New parents: Getting the sleep you need

Being a new parent can be exhausting. Try these strategies to fit more sleep into your days and nights. By Mayo Clinic Staff

It's 2 a.m. and your newborn is crying. Will you ever get a good night's sleep again?

Although life with a newborn is a round-the-clock adventure, don't lose hope. By age 3 months, many babies can sleep at least five hours at a time. By age 6 months, nighttime stretches of nine to 12 hours are possible. In the meantime, a little creativity can help you sneak in as much sleep as possible.

Suggestions for the weary

While there's no magical formula for getting enough sleep, these strategies can help:

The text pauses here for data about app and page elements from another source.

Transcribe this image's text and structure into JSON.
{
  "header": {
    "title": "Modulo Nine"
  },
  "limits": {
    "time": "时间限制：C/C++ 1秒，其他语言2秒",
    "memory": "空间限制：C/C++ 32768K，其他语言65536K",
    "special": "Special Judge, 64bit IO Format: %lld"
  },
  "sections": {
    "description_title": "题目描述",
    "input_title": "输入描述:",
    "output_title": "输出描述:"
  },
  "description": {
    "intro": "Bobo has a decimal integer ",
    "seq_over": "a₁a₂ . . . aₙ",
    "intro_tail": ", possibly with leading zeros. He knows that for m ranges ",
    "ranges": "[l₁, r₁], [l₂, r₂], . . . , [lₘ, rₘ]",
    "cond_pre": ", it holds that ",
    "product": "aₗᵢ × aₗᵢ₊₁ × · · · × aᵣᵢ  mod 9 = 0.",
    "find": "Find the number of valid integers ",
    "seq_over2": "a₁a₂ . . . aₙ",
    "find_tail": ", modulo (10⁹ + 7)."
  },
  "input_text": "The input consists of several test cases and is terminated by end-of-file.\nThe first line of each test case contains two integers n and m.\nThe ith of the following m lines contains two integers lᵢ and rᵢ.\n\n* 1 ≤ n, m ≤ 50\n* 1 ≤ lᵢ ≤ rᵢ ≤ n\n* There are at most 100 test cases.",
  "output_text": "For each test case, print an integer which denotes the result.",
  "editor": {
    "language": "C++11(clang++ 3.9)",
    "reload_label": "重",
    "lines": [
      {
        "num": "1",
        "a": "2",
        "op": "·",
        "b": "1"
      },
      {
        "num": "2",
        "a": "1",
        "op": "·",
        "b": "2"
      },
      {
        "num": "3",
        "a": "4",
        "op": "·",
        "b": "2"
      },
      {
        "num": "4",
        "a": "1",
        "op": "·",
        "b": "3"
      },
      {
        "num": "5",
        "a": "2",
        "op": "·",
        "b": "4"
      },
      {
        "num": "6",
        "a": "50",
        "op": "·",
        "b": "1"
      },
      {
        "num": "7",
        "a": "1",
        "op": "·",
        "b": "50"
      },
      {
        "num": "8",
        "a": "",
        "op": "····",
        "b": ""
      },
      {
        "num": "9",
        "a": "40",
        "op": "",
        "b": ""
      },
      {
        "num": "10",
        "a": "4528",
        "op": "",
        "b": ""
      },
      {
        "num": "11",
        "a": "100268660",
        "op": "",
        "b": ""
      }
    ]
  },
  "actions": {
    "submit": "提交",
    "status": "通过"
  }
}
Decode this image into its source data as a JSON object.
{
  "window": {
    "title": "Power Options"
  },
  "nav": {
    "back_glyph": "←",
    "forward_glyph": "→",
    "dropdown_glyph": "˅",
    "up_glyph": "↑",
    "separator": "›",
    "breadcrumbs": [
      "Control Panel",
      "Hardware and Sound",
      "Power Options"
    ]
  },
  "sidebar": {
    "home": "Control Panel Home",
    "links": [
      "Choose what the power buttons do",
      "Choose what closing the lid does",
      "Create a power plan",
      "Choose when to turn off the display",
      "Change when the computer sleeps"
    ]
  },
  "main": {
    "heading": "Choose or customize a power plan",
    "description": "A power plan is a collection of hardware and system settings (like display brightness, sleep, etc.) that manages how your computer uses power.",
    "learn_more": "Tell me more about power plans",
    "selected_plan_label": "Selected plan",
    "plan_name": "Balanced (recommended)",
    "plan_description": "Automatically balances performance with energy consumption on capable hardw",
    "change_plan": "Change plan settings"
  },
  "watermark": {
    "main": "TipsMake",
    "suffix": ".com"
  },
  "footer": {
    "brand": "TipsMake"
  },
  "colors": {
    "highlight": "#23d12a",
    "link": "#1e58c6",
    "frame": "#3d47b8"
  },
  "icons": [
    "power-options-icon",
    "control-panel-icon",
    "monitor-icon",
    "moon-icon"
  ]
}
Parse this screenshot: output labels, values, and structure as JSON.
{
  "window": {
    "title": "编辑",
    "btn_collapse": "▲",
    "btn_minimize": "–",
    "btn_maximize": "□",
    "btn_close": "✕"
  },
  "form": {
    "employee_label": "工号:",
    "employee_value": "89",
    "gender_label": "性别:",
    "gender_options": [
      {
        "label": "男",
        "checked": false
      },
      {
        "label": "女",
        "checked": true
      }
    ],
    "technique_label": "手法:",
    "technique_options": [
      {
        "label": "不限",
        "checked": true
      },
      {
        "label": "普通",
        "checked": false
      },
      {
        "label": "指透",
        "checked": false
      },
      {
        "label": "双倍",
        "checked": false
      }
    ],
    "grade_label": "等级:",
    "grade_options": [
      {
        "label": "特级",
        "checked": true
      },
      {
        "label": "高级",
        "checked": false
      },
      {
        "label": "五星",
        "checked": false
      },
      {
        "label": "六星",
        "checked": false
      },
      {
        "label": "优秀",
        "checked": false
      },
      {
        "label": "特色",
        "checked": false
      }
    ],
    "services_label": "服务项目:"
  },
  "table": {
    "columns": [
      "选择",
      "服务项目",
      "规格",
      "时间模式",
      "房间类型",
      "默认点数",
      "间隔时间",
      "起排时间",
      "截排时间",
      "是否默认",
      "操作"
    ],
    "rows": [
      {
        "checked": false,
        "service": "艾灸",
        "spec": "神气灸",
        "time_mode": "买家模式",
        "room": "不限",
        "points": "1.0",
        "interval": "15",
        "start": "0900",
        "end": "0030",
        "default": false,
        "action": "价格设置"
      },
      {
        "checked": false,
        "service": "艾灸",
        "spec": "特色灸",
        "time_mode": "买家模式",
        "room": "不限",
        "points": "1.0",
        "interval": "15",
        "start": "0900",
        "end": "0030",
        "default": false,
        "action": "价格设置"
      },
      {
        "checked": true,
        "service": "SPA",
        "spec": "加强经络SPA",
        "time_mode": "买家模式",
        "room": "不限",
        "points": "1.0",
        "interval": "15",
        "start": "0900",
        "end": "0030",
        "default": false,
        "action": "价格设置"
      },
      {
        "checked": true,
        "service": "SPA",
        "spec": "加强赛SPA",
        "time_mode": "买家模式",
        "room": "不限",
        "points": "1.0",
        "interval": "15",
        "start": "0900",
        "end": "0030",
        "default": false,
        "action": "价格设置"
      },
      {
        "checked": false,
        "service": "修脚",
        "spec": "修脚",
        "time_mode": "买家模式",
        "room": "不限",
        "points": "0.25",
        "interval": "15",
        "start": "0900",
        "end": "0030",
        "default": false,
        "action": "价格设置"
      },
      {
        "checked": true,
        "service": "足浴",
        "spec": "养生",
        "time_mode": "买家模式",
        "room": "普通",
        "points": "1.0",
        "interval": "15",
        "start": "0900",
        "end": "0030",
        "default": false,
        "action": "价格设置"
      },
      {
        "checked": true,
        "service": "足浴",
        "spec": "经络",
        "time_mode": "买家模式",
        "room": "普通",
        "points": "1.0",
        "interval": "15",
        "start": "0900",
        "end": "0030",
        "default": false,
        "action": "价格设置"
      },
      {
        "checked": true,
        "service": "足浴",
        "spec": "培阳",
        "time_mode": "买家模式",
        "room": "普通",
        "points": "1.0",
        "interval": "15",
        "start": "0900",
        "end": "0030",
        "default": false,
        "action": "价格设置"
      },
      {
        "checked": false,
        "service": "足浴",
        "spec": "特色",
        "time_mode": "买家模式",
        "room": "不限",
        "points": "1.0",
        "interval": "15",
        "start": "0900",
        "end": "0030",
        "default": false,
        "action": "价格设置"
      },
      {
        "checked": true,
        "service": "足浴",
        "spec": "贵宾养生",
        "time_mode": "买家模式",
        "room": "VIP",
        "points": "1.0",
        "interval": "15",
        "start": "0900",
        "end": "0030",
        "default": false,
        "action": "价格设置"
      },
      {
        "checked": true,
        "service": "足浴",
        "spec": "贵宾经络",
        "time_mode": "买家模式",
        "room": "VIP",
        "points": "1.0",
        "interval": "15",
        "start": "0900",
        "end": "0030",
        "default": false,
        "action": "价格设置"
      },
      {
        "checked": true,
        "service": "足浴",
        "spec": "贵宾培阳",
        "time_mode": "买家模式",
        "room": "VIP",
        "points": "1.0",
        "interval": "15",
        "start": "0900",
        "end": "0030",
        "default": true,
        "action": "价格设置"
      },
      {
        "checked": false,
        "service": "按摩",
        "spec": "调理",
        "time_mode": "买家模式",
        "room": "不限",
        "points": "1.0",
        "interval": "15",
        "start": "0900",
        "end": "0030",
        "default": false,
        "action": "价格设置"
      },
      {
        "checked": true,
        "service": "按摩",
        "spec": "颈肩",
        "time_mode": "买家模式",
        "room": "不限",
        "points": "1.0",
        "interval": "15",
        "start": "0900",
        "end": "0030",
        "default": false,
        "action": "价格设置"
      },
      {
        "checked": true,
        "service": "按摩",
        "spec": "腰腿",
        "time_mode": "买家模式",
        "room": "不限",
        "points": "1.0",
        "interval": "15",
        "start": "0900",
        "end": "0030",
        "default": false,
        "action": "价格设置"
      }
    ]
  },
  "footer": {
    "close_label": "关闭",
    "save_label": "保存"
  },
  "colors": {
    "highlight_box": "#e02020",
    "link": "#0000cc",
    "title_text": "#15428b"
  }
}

  • Sleep when your baby sleeps. Silence your phone, hide the laundry basket and ignore the dishes in the kitchen sink. Calls and chores can wait.
  • Set aside social graces. When friends and loved ones visit, don't offer to be the host. Instead, ask if they could watch the baby while you take a nap.
  • Don't 'bed share' during sleep. It's OK to bring your baby into your bed for nursing or comforting — but return your baby to the crib or bassinet when you're ready to go back to sleep.
  • Split up nighttime duties. Work out a schedule with your partner that allows both of you to rest and care for the baby. If you're breast-feeding, perhaps your partner could bring you the baby and handle nighttime diaper changes. If you're using a bottle, take turns feeding the baby.
  • Give watchful waiting a try. Sometimes, middle-of-the-night fussing or crying is simply a sign that your baby is settling down. Unless you suspect that your baby is hungry or uncomfortable, it's OK to wait a few minutes to see what happens.
Aug. 04, 2011 See more In-depth